Problem to solve:
Restate the full set of records exactly, without adding or dropping a word.

______

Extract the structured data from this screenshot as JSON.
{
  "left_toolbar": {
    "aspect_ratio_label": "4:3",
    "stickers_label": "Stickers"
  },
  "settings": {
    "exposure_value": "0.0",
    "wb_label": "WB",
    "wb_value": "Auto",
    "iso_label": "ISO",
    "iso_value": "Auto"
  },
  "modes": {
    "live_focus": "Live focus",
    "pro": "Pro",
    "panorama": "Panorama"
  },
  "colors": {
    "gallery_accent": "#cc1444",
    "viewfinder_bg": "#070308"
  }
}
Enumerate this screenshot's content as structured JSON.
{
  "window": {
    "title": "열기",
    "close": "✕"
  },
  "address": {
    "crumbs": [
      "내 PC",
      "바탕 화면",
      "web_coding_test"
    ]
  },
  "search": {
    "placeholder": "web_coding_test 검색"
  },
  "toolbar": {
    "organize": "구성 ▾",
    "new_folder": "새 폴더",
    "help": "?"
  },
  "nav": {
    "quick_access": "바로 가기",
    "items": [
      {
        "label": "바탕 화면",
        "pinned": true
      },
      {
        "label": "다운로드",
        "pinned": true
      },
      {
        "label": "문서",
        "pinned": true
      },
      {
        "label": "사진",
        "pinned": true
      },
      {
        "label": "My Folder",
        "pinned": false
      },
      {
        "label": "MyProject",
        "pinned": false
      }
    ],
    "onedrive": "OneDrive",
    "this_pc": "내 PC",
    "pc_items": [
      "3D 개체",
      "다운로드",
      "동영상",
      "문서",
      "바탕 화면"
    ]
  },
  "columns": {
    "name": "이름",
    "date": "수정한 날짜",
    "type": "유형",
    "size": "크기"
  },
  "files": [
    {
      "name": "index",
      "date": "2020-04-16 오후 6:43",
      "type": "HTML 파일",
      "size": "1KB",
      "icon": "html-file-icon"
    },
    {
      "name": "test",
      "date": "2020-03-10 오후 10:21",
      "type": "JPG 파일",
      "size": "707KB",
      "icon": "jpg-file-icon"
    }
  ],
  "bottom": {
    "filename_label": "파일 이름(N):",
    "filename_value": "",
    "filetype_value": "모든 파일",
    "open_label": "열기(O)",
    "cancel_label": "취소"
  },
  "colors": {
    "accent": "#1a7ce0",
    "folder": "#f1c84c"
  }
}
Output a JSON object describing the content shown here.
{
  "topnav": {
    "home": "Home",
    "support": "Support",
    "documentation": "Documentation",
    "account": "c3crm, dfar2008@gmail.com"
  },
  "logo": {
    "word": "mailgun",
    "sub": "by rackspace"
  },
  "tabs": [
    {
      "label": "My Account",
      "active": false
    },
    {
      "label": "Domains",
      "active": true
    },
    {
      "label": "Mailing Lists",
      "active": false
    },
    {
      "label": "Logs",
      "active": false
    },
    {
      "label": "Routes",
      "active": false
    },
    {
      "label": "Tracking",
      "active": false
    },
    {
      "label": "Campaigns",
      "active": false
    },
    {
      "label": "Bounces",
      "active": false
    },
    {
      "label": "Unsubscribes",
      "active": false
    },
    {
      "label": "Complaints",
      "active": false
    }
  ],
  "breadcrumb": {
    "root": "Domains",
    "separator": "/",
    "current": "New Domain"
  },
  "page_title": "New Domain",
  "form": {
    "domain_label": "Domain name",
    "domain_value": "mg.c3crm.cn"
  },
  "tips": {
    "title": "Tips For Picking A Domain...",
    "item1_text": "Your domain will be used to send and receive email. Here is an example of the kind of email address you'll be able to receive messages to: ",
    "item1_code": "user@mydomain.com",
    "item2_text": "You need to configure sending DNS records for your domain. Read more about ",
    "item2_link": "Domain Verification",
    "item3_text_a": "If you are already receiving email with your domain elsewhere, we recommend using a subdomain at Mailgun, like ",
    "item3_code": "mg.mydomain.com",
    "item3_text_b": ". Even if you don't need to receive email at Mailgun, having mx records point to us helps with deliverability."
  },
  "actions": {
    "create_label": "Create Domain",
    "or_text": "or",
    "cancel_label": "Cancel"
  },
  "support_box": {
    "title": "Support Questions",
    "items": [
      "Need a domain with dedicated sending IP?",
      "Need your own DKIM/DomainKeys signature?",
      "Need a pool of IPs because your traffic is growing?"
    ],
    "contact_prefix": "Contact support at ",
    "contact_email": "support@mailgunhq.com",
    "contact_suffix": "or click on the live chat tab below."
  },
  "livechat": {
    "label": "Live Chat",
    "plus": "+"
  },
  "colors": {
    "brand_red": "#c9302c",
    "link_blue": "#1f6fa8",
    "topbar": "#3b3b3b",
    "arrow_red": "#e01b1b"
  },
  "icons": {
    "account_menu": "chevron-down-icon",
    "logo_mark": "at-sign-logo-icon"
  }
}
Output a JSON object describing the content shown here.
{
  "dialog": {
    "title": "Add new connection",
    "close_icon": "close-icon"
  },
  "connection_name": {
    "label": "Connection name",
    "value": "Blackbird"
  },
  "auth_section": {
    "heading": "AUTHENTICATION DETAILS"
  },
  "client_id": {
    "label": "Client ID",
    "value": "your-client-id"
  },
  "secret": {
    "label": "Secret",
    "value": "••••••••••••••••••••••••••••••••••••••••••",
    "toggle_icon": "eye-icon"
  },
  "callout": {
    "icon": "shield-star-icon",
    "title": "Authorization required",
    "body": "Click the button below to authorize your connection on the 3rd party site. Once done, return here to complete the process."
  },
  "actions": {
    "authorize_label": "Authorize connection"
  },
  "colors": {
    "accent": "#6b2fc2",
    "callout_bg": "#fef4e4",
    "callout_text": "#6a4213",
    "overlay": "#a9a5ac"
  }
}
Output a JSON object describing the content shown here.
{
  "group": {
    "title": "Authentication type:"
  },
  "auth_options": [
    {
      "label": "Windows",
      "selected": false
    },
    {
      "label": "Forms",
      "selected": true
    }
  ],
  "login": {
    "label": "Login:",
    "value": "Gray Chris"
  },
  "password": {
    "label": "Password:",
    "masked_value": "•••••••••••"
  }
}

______

The completed task:
Extract the structured data from this screenshot as JSON.
{
  "left_toolbar": {
    "aspect_ratio_label": "4:3",
    "stickers_label": "Stickers"
  },
  "settings": {
    "exposure_value": "0.0",
    "wb_label": "WB",
    "wb_value": "Auto",
    "iso_label": "ISO",
    "iso_value": "Auto"
  },
  "modes": {
    "live_focus": "Live focus",
    "pro": "Pro",
    "panorama": "Panorama"
  },
  "colors": {
    "gallery_accent": "#cc1444",
    "viewfinder_bg": "#070308"
  }
}
Enumerate this screenshot's content as structured JSON.
{
  "window": {
    "title": "열기",
    "close": "✕"
  },
  "address": {
    "crumbs": [
      "내 PC",
      "바탕 화면",
      "web_coding_test"
    ]
  },
  "search": {
    "placeholder": "web_coding_test 검색"
  },
  "toolbar": {
    "organize": "구성 ▾",
    "new_folder": "새 폴더",
    "help": "?"
  },
  "nav": {
    "quick_access": "바로 가기",
    "items": [
      {
        "label": "바탕 화면",
        "pinned": true
      },
      {
        "label": "다운로드",
        "pinned": true
      },
      {
        "label": "문서",
        "pinned": true
      },
      {
        "label": "사진",
        "pinned": true
      },
      {
        "label": "My Folder",
        "pinned": false
      },
      {
        "label": "MyProject",
        "pinned": false
      }
    ],
    "onedrive": "OneDrive",
    "this_pc": "내 PC",
    "pc_items": [
      "3D 개체",
      "다운로드",
      "동영상",
      "문서",
      "바탕 화면"
    ]
  },
  "columns": {
    "name": "이름",
    "date": "수정한 날짜",
    "type": "유형",
    "size": "크기"
  },
  "files": [
    {
      "name": "index",
      "date": "2020-04-16 오후 6:43",
      "type": "HTML 파일",
      "size": "1KB",
      "icon": "html-file-icon"
    },
    {
      "name": "test",
      "date": "2020-03-10 오후 10:21",
      "type": "JPG 파일",
      "size": "707KB",
      "icon": "jpg-file-icon"
    }
  ],
  "bottom": {
    "filename_label": "파일 이름(N):",
    "filename_value": "",
    "filetype_value": "모든 파일",
    "open_label": "열기(O)",
    "cancel_label": "취소"
  },
  "colors": {
    "accent": "#1a7ce0",
    "folder": "#f1c84c"
  }
}
Output a JSON object describing the content shown here.
{
  "topnav": {
    "home": "Home",
    "support": "Support",
    "documentation": "Documentation",
    "account": "c3crm, dfar2008@gmail.com"
  },
  "logo": {
    "word": "mailgun",
    "sub": "by rackspace"
  },
  "tabs": [
    {
      "label": "My Account",
      "active": false
    },
    {
      "label": "Domains",
      "active": true
    },
    {
      "label": "Mailing Lists",
      "active": false
    },
    {
      "label": "Logs",
      "active": false
    },
    {
      "label": "Routes",
      "active": false
    },
    {
      "label": "Tracking",
      "active": false
    },
    {
      "label": "Campaigns",
      "active": false
    },
    {
      "label": "Bounces",
      "active": false
    },
    {
      "label": "Unsubscribes",
      "active": false
    },
    {
      "label": "Complaints",
      "active": false
    }
  ],
  "breadcrumb": {
    "root": "Domains",
    "separator": "/",
    "current": "New Domain"
  },
  "page_title": "New Domain",
  "form": {
    "domain_label": "Domain name",
    "domain_value": "mg.c3crm.cn"
  },
  "tips": {
    "title": "Tips For Picking A Domain...",
    "item1_text": "Your domain will be used to send and receive email. Here is an example of the kind of email address you'll be able to receive messages to: ",
    "item1_code": "user@mydomain.com",
    "item2_text": "You need to configure sending DNS records for your domain. Read more about ",
    "item2_link": "Domain Verification",
    "item3_text_a": "If you are already receiving email with your domain elsewhere, we recommend using a subdomain at Mailgun, like ",
    "item3_code": "mg.mydomain.com",
    "item3_text_b": ". Even if you don't need to receive email at Mailgun, having mx records point to us helps with deliverability."
  },
  "actions": {
    "create_label": "Create Domain",
    "or_text": "or",
    "cancel_label": "Cancel"
  },
  "support_box": {
    "title": "Support Questions",
    "items": [
      "Need a domain with dedicated sending IP?",
      "Need your own DKIM/DomainKeys signature?",
      "Need a pool of IPs because your traffic is growing?"
    ],
    "contact_prefix": "Contact support at ",
    "contact_email": "support@mailgunhq.com",
    "contact_suffix": "or click on the live chat tab below."
  },
  "livechat": {
    "label": "Live Chat",
    "plus": "+"
  },
  "colors": {
    "brand_red": "#c9302c",
    "link_blue": "#1f6fa8",
    "topbar": "#3b3b3b",
    "arrow_red": "#e01b1b"
  },
  "icons": {
    "account_menu": "chevron-down-icon",
    "logo_mark": "at-sign-logo-icon"
  }
}
Output a JSON object describing the content shown here.
{
  "dialog": {
    "title": "Add new connection",
    "close_icon": "close-icon"
  },
  "connection_name": {
    "label": "Connection name",
    "value": "Blackbird"
  },
  "auth_section": {
    "heading": "AUTHENTICATION DETAILS"
  },
  "client_id": {
    "label": "Client ID",
    "value": "your-client-id"
  },
  "secret": {
    "label": "Secret",
    "value": "••••••••••••••••••••••••••••••••••••••••••",
    "toggle_icon": "eye-icon"
  },
  "callout": {
    "icon": "shield-star-icon",
    "title": "Authorization required",
    "body": "Click the button below to authorize your connection on the 3rd party site. Once done, return here to complete the process."
  },
  "actions": {
    "authorize_label": "Authorize connection"
  },
  "colors": {
    "accent": "#6b2fc2",
    "callout_bg": "#fef4e4",
    "callout_text": "#6a4213",
    "overlay": "#a9a5ac"
  }
}
Output a JSON object describing the content shown here.
{
  "group": {
    "title": "Authentication type:"
  },
  "auth_options": [
    {
      "label": "Windows",
      "selected": false
    },
    {
      "label": "Forms",
      "selected": true
    }
  ],
  "login": {
    "label": "Login:",
    "value": "Gray Chris"
  },
  "password": {
    "label": "Password:",
    "masked_value": "•••••••••••"
  }
}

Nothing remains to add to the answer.